#### Data for analysis
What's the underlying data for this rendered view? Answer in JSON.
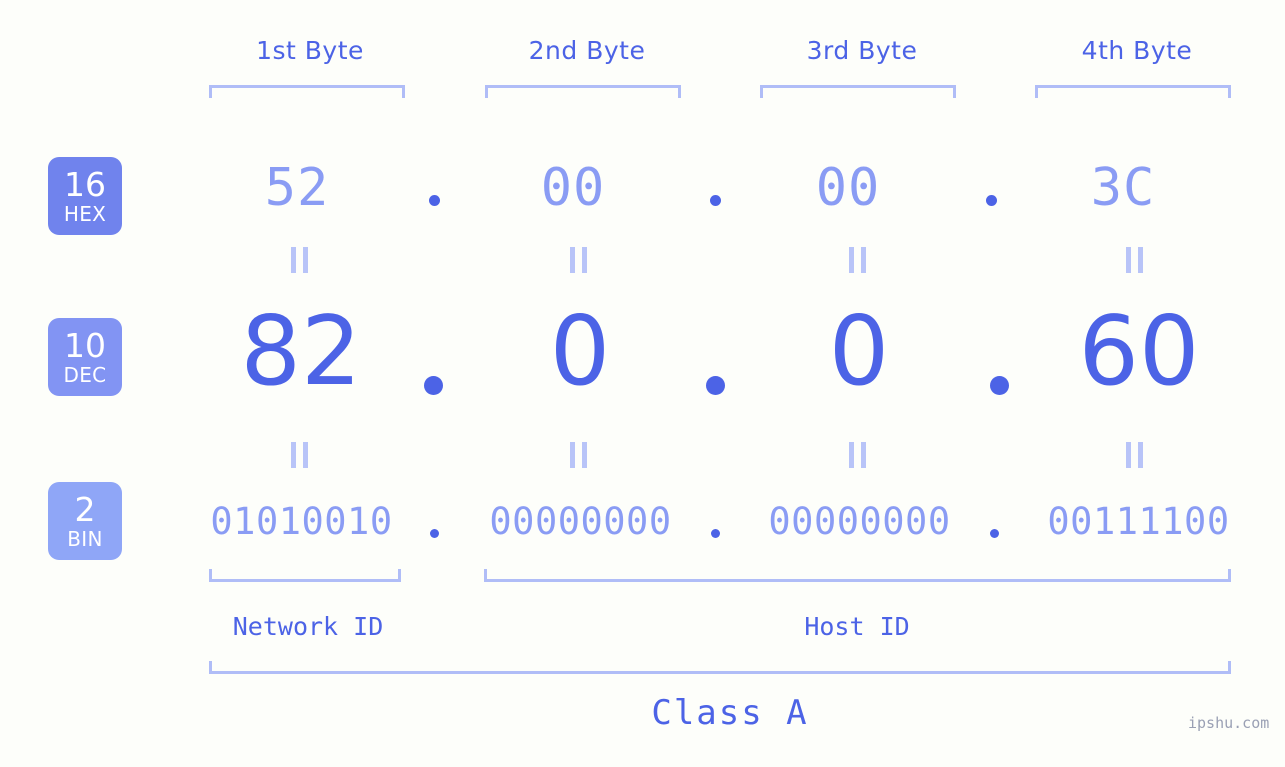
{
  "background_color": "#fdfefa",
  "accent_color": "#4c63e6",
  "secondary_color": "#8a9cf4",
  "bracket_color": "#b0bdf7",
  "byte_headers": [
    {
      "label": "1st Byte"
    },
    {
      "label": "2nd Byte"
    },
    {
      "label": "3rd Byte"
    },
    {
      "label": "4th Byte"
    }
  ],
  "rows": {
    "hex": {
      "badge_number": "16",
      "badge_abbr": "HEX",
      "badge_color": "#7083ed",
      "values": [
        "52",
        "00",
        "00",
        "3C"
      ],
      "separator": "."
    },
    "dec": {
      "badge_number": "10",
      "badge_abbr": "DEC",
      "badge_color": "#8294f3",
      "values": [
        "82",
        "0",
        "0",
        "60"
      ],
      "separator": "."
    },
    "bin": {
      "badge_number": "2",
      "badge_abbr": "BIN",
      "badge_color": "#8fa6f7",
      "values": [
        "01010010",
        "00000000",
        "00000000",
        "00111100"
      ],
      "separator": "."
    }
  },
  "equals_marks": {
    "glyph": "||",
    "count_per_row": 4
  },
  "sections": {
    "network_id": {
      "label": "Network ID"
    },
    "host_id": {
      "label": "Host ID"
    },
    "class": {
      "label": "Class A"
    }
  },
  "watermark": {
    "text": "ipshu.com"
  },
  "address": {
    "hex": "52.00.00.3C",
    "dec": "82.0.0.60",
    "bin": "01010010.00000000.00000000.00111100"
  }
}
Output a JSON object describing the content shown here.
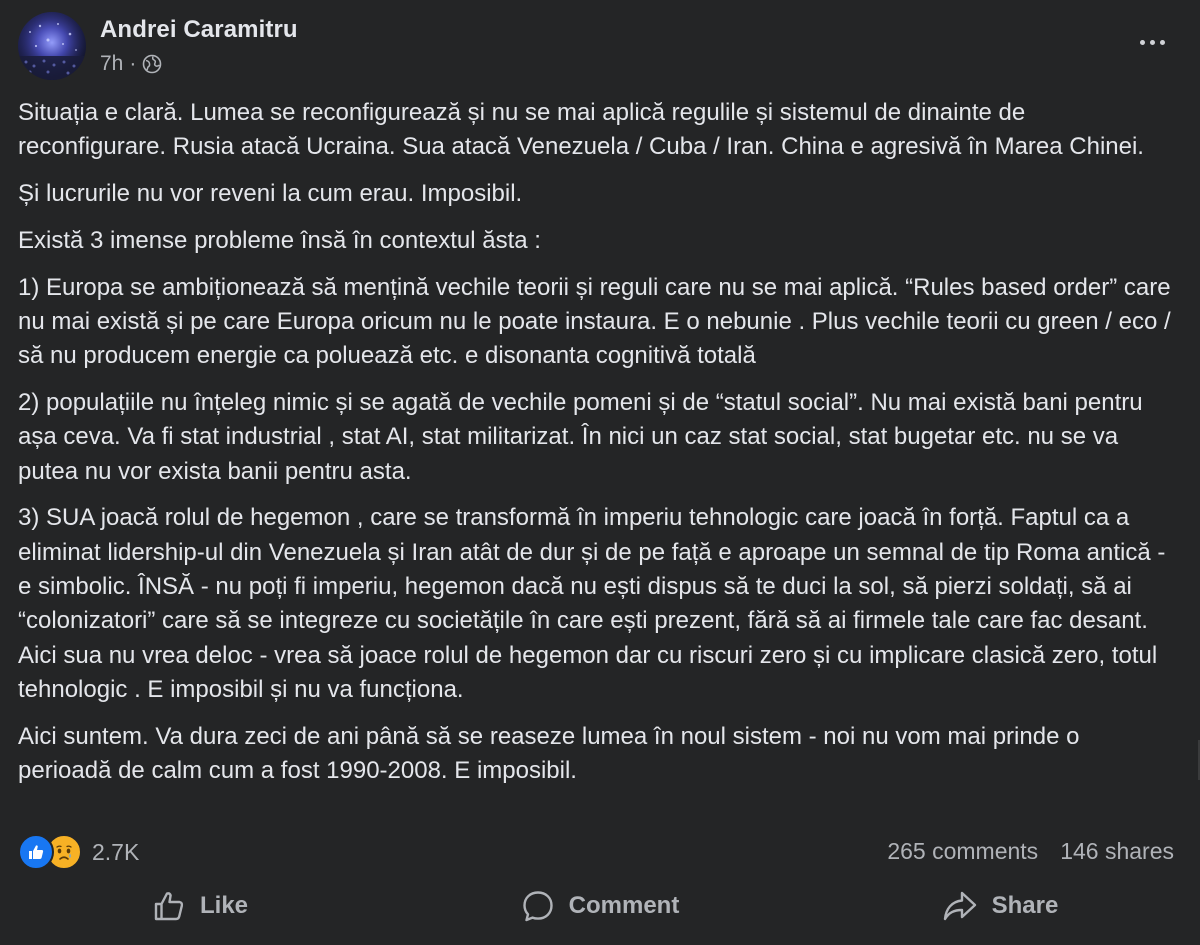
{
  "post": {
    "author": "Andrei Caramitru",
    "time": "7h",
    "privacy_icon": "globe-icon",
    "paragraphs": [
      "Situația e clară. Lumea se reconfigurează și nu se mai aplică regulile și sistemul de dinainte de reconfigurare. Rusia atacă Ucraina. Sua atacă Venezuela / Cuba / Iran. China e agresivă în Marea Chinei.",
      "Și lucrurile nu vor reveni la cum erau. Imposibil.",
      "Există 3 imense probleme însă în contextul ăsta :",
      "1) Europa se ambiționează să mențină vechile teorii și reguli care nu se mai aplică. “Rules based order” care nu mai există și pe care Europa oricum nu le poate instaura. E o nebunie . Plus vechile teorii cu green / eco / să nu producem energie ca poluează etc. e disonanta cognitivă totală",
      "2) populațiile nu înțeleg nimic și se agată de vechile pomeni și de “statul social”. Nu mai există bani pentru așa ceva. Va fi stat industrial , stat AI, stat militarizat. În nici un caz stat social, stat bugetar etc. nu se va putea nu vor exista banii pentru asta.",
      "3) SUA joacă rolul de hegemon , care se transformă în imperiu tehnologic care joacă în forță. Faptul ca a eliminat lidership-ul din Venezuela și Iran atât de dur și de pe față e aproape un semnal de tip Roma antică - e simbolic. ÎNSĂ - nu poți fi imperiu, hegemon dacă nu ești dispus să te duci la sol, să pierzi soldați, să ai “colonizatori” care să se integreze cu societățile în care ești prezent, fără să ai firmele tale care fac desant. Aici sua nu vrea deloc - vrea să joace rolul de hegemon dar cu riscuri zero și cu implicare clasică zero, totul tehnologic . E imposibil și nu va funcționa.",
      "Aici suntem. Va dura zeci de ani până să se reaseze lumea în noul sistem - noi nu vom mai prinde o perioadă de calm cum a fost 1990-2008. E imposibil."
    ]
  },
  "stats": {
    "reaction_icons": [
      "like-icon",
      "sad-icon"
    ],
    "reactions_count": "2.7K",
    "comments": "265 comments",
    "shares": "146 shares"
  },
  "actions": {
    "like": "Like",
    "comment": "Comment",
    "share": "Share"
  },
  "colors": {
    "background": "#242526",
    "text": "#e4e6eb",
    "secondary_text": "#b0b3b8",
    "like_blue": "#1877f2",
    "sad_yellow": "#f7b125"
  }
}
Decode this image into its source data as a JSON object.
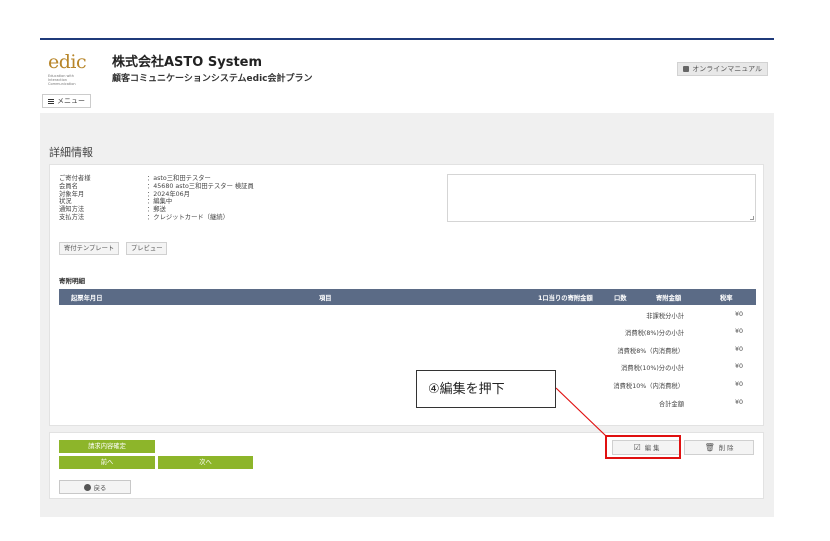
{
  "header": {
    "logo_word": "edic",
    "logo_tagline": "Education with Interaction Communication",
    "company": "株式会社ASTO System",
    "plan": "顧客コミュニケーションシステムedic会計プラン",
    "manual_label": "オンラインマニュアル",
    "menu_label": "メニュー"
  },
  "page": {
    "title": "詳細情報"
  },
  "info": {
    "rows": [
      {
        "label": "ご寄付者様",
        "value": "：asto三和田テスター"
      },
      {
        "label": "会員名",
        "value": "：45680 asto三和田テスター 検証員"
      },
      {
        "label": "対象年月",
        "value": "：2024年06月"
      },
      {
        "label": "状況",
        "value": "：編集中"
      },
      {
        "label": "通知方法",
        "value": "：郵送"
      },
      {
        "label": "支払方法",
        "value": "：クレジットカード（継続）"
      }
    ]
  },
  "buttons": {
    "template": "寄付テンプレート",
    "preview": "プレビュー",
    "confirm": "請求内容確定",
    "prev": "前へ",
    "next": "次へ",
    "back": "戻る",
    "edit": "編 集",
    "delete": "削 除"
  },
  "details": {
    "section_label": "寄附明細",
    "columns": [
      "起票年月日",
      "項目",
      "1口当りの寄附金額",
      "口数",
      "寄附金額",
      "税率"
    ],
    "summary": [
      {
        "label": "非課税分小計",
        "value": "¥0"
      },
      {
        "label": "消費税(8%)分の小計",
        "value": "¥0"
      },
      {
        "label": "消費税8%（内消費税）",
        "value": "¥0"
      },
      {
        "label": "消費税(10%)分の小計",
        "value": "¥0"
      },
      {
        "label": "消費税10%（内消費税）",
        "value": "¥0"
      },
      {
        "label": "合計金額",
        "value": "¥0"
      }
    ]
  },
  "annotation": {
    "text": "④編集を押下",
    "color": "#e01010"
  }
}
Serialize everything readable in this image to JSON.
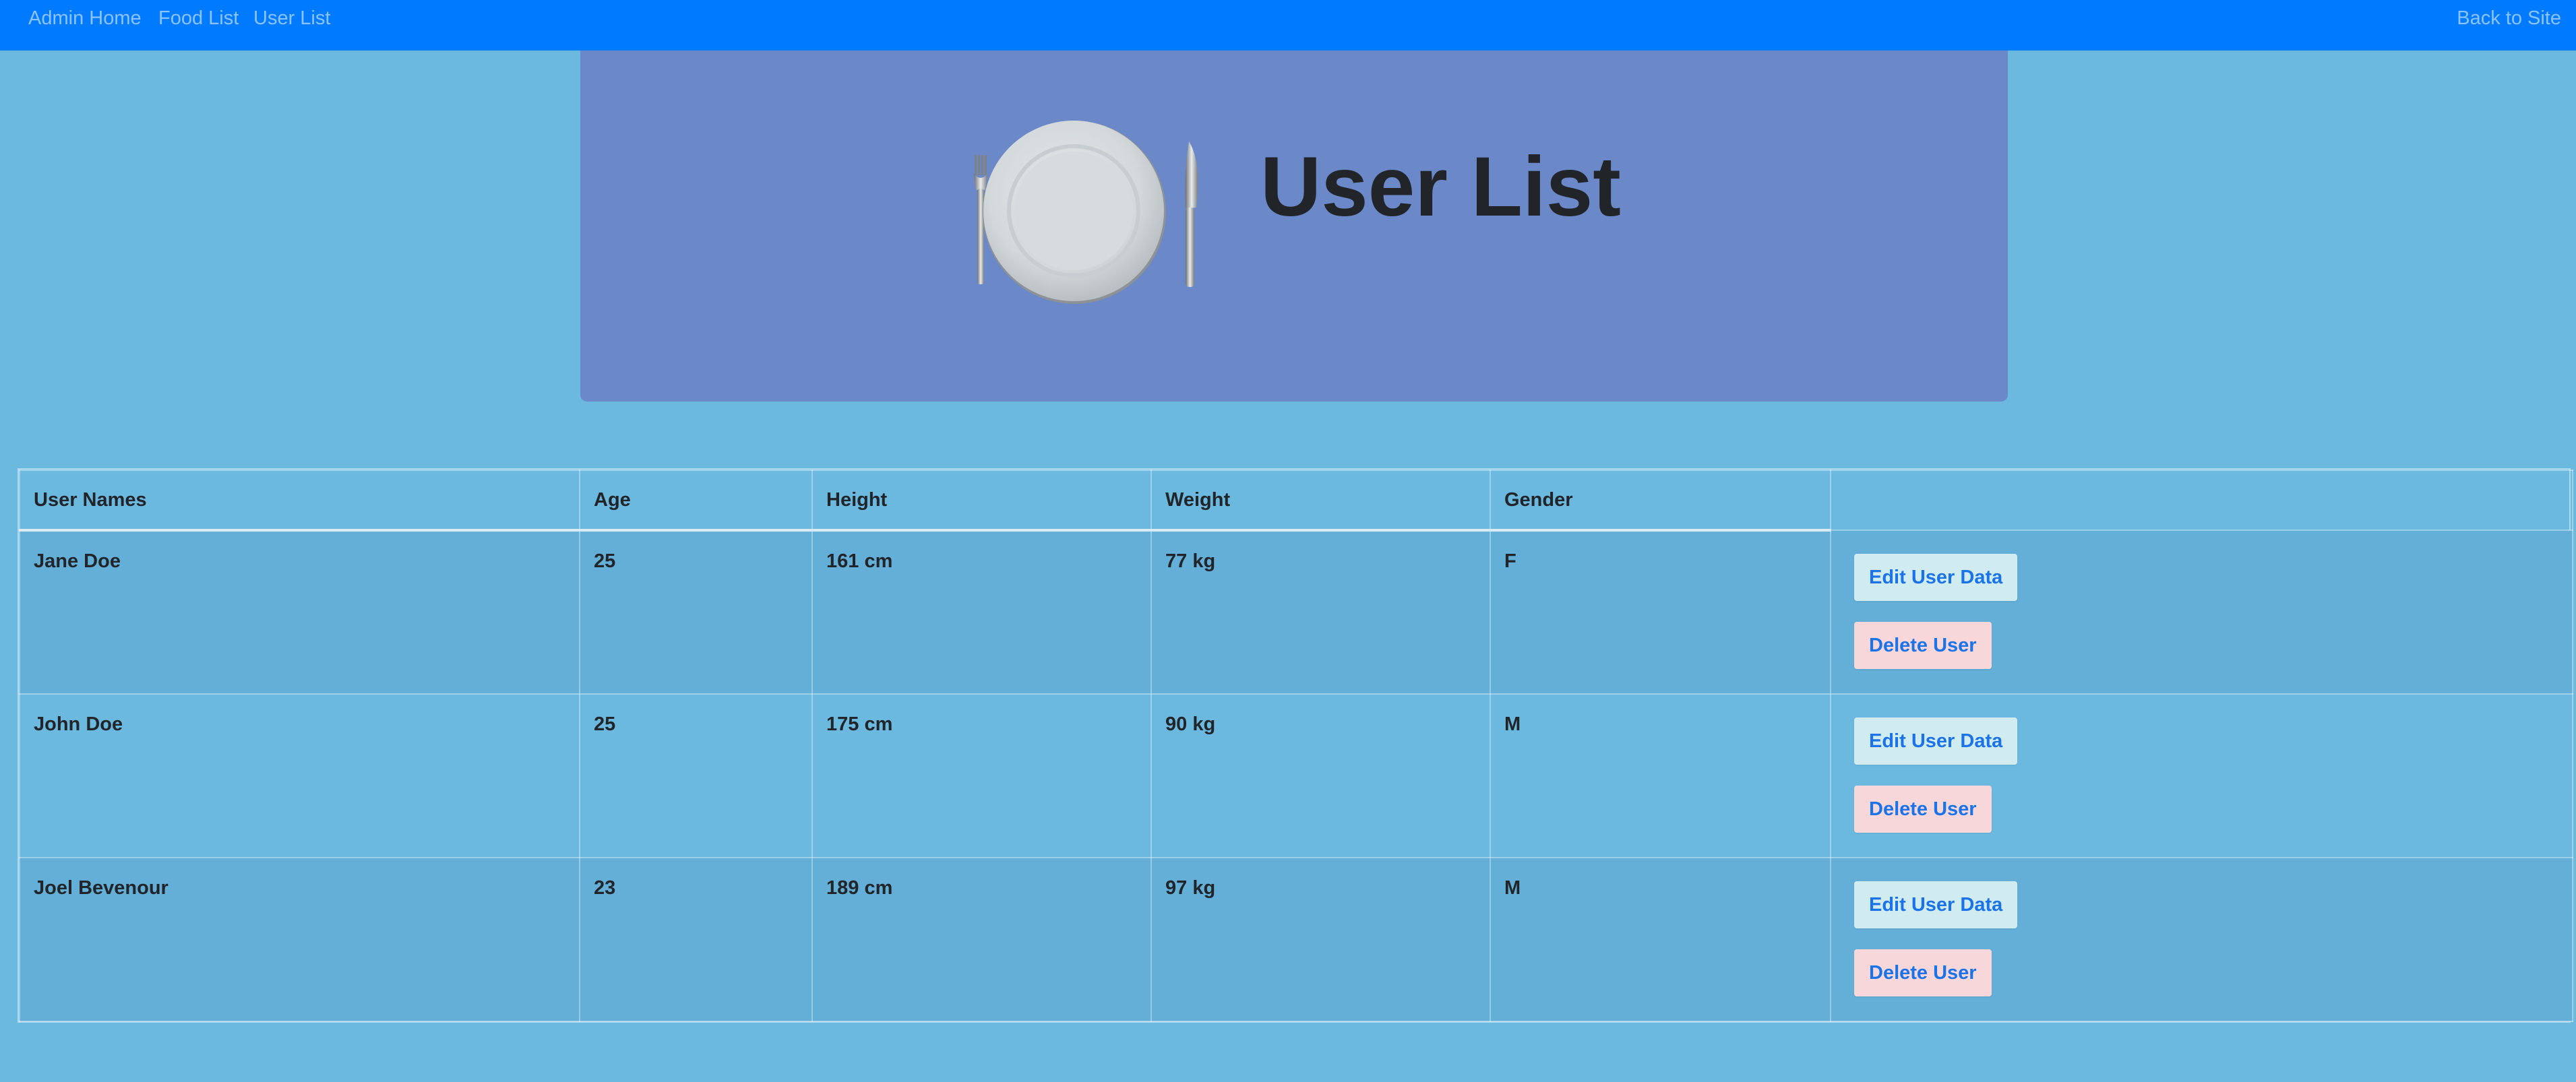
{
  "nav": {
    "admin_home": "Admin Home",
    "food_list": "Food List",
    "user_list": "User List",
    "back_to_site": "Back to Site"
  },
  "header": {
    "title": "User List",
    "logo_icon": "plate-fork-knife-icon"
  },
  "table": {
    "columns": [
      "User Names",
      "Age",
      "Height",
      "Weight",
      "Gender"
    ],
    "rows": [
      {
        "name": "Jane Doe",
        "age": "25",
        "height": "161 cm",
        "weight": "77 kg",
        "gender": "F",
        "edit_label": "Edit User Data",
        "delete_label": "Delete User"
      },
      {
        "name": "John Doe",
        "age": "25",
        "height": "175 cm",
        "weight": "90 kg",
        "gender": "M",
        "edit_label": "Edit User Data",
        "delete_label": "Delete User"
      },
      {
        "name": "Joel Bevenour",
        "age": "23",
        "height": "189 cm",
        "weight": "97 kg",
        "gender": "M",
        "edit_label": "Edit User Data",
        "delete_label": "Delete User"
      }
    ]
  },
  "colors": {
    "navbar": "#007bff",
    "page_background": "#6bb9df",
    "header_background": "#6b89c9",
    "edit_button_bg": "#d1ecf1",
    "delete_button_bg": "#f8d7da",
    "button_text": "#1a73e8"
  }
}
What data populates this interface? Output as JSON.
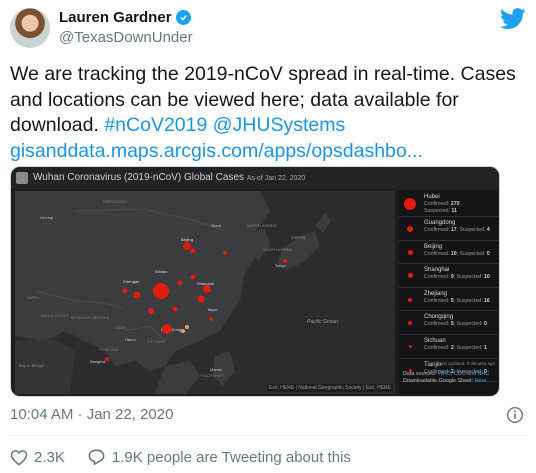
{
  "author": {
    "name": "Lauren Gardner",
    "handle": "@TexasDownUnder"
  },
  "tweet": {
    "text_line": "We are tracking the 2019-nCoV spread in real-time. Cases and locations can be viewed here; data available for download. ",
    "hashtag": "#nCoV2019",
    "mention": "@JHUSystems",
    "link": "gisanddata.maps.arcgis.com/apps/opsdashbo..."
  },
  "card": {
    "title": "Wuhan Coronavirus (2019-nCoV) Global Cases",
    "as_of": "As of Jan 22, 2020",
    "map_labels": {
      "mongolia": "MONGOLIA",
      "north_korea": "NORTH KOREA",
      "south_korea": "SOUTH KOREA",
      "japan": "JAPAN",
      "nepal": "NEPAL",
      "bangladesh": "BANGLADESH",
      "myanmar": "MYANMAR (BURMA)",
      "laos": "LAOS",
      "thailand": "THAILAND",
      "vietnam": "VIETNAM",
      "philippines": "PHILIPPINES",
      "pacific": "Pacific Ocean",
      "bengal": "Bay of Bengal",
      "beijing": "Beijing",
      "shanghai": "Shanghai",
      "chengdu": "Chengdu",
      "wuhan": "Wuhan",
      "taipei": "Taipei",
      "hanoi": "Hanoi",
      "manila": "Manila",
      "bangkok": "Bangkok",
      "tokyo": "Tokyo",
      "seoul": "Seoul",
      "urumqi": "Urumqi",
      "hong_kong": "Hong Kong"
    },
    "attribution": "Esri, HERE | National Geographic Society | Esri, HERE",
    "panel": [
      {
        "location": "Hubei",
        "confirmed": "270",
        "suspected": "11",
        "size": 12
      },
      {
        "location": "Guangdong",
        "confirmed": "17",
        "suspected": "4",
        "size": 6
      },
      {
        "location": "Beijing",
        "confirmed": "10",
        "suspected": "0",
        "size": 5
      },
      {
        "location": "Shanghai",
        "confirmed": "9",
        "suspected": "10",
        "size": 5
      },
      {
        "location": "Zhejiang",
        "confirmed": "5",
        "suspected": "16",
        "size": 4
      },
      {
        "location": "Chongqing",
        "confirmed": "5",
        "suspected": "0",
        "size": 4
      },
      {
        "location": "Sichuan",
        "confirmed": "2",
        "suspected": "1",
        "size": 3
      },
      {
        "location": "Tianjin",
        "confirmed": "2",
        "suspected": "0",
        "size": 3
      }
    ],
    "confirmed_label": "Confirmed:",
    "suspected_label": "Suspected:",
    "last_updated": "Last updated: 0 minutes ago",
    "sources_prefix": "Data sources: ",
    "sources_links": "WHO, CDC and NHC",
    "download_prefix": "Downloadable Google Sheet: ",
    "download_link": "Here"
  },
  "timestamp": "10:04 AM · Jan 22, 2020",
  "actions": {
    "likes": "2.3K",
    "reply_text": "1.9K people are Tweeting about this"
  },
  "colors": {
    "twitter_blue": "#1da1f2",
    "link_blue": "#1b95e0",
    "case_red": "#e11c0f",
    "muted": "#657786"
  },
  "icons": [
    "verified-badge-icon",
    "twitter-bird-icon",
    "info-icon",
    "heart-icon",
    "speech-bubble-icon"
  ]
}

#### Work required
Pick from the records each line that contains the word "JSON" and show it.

#### Answer for the task
What's the underlying data for this rendered view? Answer in JSON.
Output a JSON object describing the content shown here.
Decode this image into its source data as a JSON object.
Serialize everything readable in this image to JSON.
What data populates this interface? Output as JSON.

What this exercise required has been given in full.